* _WHAT IS EXPECTED_
Work out how many lines in the material beneath contain "label". Give only that number.

* _LISTED ENTRIES_

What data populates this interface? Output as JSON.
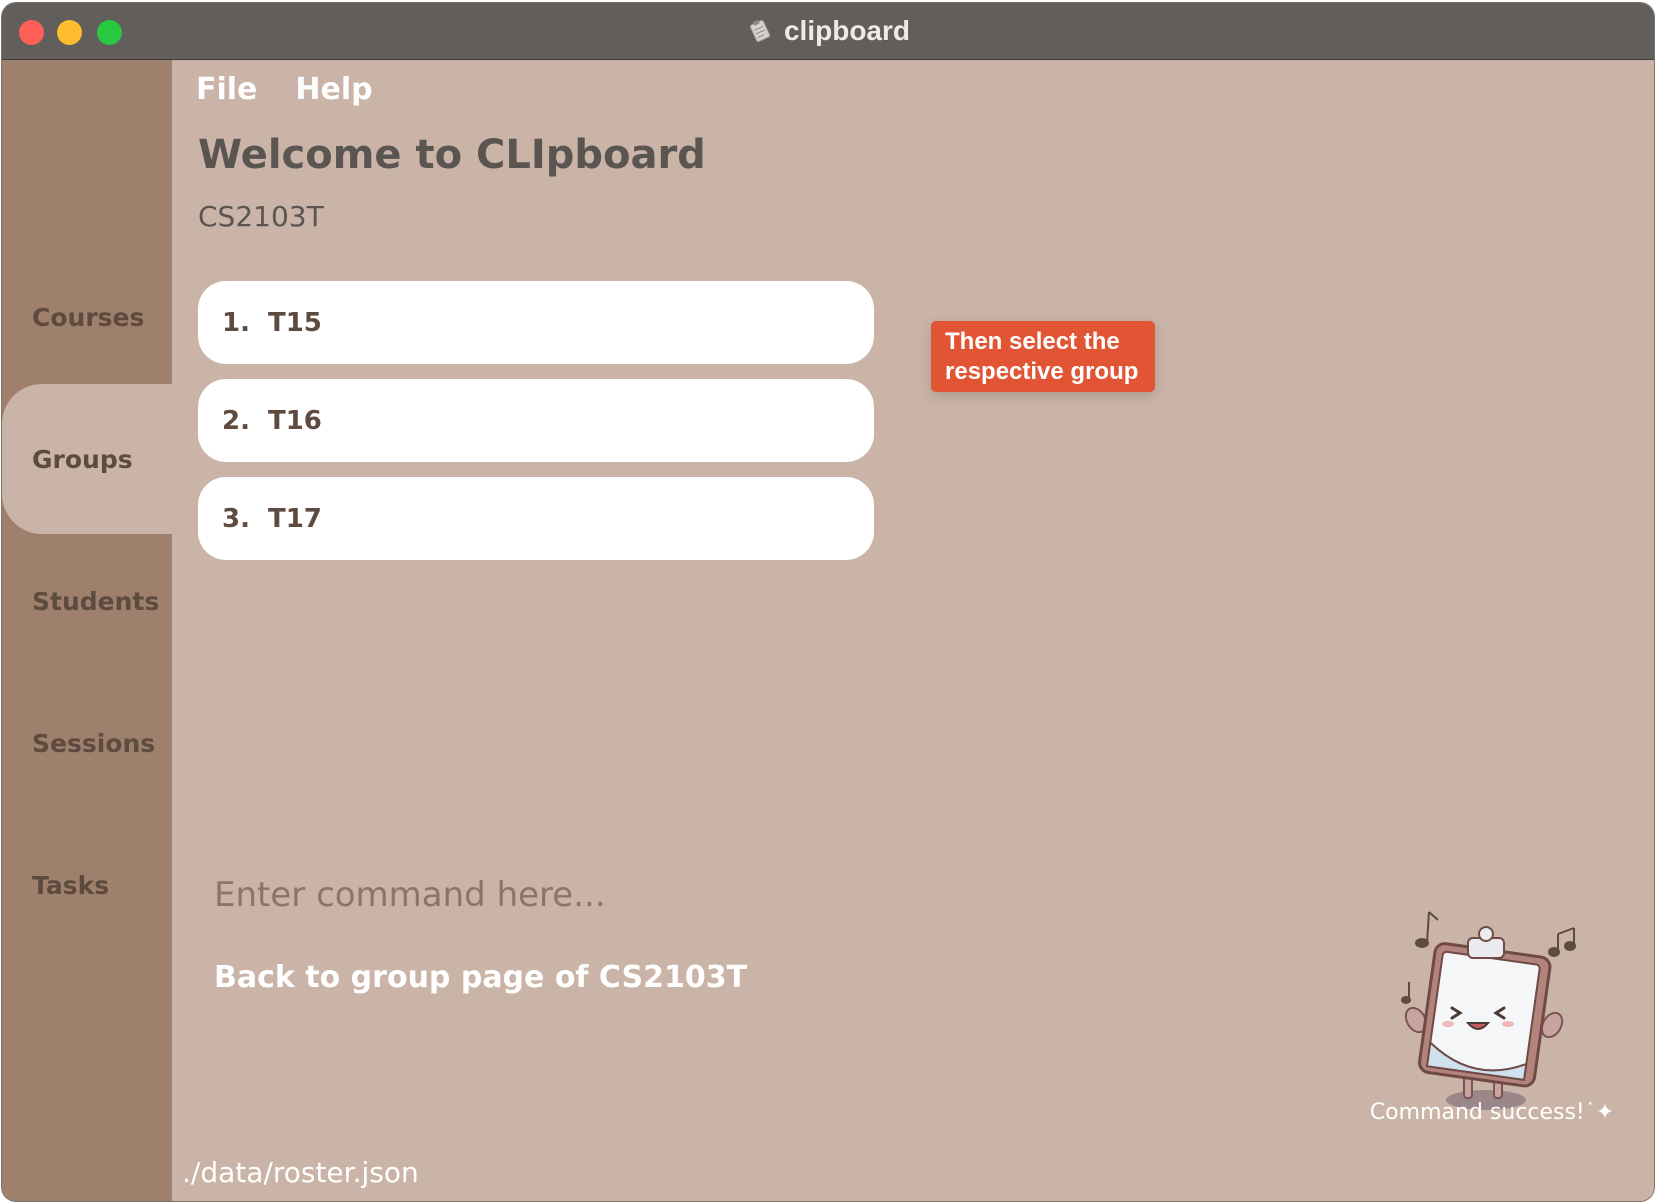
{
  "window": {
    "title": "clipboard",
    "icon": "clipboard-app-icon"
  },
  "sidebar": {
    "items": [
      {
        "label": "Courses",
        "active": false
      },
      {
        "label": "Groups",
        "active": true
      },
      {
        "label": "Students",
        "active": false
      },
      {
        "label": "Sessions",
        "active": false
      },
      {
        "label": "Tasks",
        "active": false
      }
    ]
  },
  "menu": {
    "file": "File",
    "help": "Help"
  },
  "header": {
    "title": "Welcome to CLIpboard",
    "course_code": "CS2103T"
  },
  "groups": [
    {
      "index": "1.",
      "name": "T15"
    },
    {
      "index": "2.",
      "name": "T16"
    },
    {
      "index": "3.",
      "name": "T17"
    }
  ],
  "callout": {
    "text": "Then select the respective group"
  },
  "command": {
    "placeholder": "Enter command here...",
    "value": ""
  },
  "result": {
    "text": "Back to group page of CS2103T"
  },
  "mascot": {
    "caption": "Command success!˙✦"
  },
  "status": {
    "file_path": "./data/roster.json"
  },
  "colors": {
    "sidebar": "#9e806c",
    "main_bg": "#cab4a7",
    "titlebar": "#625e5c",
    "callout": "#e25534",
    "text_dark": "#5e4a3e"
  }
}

* _OUTPUT FOR THIS EXERCISE_
5